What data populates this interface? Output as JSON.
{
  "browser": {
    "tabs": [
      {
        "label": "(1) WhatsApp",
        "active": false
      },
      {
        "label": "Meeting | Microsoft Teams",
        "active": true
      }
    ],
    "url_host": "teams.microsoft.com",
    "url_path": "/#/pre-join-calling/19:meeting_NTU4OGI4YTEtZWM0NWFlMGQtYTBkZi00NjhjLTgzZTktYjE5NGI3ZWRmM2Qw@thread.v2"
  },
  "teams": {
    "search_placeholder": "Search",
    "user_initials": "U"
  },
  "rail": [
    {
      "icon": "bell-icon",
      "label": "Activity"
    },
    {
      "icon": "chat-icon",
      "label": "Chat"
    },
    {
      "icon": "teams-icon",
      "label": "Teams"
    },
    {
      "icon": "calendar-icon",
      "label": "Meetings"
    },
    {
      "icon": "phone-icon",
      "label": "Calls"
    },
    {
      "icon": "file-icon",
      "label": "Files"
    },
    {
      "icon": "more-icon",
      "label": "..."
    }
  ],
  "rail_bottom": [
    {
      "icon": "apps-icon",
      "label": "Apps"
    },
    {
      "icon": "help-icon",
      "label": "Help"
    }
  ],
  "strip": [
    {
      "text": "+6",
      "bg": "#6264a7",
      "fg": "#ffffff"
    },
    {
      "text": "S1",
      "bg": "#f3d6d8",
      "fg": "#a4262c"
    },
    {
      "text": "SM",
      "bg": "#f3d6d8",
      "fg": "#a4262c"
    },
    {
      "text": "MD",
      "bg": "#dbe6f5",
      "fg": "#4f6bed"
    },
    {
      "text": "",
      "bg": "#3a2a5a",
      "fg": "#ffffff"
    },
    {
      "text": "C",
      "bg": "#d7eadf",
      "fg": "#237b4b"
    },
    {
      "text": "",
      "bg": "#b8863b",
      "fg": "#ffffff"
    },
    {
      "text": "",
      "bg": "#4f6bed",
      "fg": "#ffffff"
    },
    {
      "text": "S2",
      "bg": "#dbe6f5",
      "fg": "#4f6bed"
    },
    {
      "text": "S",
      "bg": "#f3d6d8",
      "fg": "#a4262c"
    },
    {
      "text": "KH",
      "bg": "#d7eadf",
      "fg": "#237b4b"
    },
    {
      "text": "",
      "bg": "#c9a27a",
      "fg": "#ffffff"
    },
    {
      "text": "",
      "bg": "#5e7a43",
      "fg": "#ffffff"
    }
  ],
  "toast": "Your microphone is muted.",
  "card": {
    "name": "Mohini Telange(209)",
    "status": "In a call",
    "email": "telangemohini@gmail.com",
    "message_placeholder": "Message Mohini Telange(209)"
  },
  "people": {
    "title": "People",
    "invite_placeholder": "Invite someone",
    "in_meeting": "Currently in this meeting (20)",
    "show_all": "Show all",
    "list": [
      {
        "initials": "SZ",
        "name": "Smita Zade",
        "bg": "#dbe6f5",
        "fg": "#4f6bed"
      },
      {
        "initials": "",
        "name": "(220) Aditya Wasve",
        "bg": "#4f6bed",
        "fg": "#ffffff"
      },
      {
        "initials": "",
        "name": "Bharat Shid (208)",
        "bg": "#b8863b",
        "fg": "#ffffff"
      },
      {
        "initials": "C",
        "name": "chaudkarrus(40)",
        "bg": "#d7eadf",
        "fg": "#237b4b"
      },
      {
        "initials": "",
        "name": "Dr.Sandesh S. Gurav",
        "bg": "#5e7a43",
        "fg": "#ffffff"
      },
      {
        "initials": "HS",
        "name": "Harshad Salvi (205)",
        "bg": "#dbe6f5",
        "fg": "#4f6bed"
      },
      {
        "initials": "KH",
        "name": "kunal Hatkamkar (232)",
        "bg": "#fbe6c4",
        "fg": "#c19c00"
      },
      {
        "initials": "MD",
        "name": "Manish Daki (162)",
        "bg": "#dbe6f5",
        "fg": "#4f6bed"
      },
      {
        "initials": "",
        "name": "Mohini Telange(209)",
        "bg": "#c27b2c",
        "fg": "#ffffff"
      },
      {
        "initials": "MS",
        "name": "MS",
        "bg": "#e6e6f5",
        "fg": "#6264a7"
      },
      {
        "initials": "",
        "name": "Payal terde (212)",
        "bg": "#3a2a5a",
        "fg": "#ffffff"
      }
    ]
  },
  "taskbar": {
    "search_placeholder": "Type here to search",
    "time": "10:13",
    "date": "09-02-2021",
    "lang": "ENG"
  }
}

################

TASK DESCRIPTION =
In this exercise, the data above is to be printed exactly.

SOLUTION TO THIS TASK =
What data populates this interface? Output as JSON.
{
  "browser": {
    "tabs": [
      {
        "label": "(1) WhatsApp",
        "active": false
      },
      {
        "label": "Meeting | Microsoft Teams",
        "active": true
      }
    ],
    "url_host": "teams.microsoft.com",
    "url_path": "/#/pre-join-calling/19:meeting_NTU4OGI4YTEtZWM0NWFlMGQtYTBkZi00NjhjLTgzZTktYjE5NGI3ZWRmM2Qw@thread.v2"
  },
  "teams": {
    "search_placeholder": "Search",
    "user_initials": "U"
  },
  "rail": [
    {
      "icon": "bell-icon",
      "label": "Activity"
    },
    {
      "icon": "chat-icon",
      "label": "Chat"
    },
    {
      "icon": "teams-icon",
      "label": "Teams"
    },
    {
      "icon": "calendar-icon",
      "label": "Meetings"
    },
    {
      "icon": "phone-icon",
      "label": "Calls"
    },
    {
      "icon": "file-icon",
      "label": "Files"
    },
    {
      "icon": "more-icon",
      "label": "..."
    }
  ],
  "rail_bottom": [
    {
      "icon": "apps-icon",
      "label": "Apps"
    },
    {
      "icon": "help-icon",
      "label": "Help"
    }
  ],
  "strip": [
    {
      "text": "+6",
      "bg": "#6264a7",
      "fg": "#ffffff"
    },
    {
      "text": "S1",
      "bg": "#f3d6d8",
      "fg": "#a4262c"
    },
    {
      "text": "SM",
      "bg": "#f3d6d8",
      "fg": "#a4262c"
    },
    {
      "text": "MD",
      "bg": "#dbe6f5",
      "fg": "#4f6bed"
    },
    {
      "text": "",
      "bg": "#3a2a5a",
      "fg": "#ffffff"
    },
    {
      "text": "C",
      "bg": "#d7eadf",
      "fg": "#237b4b"
    },
    {
      "text": "",
      "bg": "#b8863b",
      "fg": "#ffffff"
    },
    {
      "text": "",
      "bg": "#4f6bed",
      "fg": "#ffffff"
    },
    {
      "text": "S2",
      "bg": "#dbe6f5",
      "fg": "#4f6bed"
    },
    {
      "text": "S",
      "bg": "#f3d6d8",
      "fg": "#a4262c"
    },
    {
      "text": "KH",
      "bg": "#d7eadf",
      "fg": "#237b4b"
    },
    {
      "text": "",
      "bg": "#c9a27a",
      "fg": "#ffffff"
    },
    {
      "text": "",
      "bg": "#5e7a43",
      "fg": "#ffffff"
    }
  ],
  "toast": "Your microphone is muted.",
  "card": {
    "name": "Mohini Telange(209)",
    "status": "In a call",
    "email": "telangemohini@gmail.com",
    "message_placeholder": "Message Mohini Telange(209)"
  },
  "people": {
    "title": "People",
    "invite_placeholder": "Invite someone",
    "in_meeting": "Currently in this meeting (20)",
    "show_all": "Show all",
    "list": [
      {
        "initials": "SZ",
        "name": "Smita Zade",
        "bg": "#dbe6f5",
        "fg": "#4f6bed"
      },
      {
        "initials": "",
        "name": "(220) Aditya Wasve",
        "bg": "#4f6bed",
        "fg": "#ffffff"
      },
      {
        "initials": "",
        "name": "Bharat Shid (208)",
        "bg": "#b8863b",
        "fg": "#ffffff"
      },
      {
        "initials": "C",
        "name": "chaudkarrus(40)",
        "bg": "#d7eadf",
        "fg": "#237b4b"
      },
      {
        "initials": "",
        "name": "Dr.Sandesh S. Gurav",
        "bg": "#5e7a43",
        "fg": "#ffffff"
      },
      {
        "initials": "HS",
        "name": "Harshad Salvi (205)",
        "bg": "#dbe6f5",
        "fg": "#4f6bed"
      },
      {
        "initials": "KH",
        "name": "kunal Hatkamkar (232)",
        "bg": "#fbe6c4",
        "fg": "#c19c00"
      },
      {
        "initials": "MD",
        "name": "Manish Daki (162)",
        "bg": "#dbe6f5",
        "fg": "#4f6bed"
      },
      {
        "initials": "",
        "name": "Mohini Telange(209)",
        "bg": "#c27b2c",
        "fg": "#ffffff"
      },
      {
        "initials": "MS",
        "name": "MS",
        "bg": "#e6e6f5",
        "fg": "#6264a7"
      },
      {
        "initials": "",
        "name": "Payal terde (212)",
        "bg": "#3a2a5a",
        "fg": "#ffffff"
      }
    ]
  },
  "taskbar": {
    "search_placeholder": "Type here to search",
    "time": "10:13",
    "date": "09-02-2021",
    "lang": "ENG"
  }
}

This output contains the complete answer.